> [Exercise requirements] Show every line of the records below that contains the word "Basic".

> [Entries supplied]
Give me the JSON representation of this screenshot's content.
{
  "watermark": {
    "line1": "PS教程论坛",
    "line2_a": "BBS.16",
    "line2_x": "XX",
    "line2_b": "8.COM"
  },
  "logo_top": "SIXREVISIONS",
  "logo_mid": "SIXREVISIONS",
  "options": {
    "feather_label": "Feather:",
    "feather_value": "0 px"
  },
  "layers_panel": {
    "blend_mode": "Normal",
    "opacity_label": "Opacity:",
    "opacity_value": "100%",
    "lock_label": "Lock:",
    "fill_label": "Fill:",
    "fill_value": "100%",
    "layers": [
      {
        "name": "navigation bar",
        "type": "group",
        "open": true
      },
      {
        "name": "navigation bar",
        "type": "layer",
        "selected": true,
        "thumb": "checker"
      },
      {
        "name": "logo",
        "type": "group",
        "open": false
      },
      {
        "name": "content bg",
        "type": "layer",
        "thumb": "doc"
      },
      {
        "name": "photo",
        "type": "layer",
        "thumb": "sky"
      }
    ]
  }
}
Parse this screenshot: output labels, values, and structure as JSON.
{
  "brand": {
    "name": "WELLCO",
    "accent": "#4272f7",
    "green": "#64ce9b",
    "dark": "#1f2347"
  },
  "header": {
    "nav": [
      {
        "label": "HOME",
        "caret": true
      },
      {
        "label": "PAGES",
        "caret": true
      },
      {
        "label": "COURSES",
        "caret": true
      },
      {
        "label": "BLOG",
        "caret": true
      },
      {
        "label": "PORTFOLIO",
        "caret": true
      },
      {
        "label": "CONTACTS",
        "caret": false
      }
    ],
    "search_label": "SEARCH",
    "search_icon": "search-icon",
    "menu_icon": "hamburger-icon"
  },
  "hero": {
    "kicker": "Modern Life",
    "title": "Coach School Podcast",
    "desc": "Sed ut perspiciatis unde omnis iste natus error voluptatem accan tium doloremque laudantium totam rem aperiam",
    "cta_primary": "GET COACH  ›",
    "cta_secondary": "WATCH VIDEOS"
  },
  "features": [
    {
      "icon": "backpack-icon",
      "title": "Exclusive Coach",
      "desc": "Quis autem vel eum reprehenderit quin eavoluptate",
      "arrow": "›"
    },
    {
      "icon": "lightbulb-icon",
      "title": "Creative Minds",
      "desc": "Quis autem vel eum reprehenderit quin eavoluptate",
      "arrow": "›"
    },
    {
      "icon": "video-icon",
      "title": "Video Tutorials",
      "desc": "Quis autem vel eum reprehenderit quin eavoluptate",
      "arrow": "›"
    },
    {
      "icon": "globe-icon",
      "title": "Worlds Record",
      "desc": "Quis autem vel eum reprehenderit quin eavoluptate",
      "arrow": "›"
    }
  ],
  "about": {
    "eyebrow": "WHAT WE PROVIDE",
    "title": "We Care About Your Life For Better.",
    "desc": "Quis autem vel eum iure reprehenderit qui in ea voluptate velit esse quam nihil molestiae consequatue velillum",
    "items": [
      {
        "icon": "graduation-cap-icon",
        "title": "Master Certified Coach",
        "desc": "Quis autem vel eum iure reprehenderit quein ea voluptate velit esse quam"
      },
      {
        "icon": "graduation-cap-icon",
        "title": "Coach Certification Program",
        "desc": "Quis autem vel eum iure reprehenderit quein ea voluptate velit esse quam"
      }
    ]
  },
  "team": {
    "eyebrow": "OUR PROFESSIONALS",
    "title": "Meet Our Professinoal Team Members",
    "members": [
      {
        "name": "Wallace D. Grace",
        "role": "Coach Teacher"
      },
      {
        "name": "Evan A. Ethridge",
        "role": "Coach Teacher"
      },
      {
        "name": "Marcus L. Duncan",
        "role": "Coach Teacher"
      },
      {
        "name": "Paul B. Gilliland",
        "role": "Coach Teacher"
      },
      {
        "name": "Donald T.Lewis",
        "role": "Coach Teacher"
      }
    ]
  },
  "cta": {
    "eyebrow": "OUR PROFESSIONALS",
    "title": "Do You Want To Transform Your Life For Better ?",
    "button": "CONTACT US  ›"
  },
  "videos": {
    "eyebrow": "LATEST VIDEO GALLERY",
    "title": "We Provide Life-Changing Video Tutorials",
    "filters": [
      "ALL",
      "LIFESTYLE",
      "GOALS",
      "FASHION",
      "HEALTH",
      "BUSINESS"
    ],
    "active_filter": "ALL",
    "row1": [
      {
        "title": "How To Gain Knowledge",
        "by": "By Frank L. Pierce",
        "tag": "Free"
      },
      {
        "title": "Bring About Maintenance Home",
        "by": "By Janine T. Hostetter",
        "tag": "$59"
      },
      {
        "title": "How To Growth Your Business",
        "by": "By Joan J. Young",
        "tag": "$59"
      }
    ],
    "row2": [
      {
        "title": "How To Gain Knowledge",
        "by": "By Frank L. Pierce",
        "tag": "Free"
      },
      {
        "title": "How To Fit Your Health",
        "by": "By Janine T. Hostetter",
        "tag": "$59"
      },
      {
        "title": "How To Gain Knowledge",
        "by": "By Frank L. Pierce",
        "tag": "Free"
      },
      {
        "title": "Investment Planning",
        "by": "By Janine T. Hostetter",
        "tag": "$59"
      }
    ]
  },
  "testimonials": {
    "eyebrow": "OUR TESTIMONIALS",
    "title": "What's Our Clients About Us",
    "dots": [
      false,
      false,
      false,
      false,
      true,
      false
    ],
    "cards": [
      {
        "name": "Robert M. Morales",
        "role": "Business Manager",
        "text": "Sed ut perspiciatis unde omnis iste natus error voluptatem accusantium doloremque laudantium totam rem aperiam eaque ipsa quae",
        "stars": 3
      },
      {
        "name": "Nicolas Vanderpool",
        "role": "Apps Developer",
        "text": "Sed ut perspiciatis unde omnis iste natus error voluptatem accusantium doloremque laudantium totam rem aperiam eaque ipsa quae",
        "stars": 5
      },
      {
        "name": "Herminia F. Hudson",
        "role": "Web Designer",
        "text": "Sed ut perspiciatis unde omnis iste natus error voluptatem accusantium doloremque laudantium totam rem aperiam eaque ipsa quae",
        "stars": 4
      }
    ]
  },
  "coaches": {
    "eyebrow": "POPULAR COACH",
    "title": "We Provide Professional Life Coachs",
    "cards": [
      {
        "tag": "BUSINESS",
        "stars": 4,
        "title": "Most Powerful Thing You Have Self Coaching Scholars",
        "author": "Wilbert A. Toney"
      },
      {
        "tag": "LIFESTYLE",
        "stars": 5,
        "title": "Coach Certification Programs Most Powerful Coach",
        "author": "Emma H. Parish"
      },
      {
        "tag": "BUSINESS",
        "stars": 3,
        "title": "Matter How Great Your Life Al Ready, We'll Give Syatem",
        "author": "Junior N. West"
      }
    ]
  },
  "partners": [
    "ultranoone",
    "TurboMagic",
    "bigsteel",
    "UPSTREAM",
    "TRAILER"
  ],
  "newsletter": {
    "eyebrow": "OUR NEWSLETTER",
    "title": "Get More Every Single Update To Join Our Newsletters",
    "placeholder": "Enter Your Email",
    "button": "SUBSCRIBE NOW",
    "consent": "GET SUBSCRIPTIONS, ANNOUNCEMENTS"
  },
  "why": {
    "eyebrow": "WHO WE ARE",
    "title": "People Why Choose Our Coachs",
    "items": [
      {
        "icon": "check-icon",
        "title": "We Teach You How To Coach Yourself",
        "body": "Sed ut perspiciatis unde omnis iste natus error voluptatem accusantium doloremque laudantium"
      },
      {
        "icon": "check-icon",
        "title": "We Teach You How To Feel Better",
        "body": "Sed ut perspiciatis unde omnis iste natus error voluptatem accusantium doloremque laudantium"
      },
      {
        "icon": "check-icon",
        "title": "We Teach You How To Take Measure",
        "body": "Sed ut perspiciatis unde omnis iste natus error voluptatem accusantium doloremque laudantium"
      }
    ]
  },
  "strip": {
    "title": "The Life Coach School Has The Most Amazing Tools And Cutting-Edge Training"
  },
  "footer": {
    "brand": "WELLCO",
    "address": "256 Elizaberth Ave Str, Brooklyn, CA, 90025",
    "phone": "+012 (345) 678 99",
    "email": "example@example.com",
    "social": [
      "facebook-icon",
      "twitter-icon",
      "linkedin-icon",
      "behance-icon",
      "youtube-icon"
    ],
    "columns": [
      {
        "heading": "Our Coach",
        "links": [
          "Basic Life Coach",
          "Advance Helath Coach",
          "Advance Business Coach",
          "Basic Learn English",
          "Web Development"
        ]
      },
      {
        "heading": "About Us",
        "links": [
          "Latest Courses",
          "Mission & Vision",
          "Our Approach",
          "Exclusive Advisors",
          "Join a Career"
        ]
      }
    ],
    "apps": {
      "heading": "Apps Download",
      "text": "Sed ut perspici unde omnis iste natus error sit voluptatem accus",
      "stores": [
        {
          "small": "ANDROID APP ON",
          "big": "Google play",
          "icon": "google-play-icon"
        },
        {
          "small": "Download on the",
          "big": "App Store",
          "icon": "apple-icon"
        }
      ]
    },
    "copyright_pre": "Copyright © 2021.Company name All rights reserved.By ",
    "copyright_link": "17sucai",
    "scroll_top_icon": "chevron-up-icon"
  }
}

> [Completed task]
          "Basic Life Coach",
          "Basic Learn English",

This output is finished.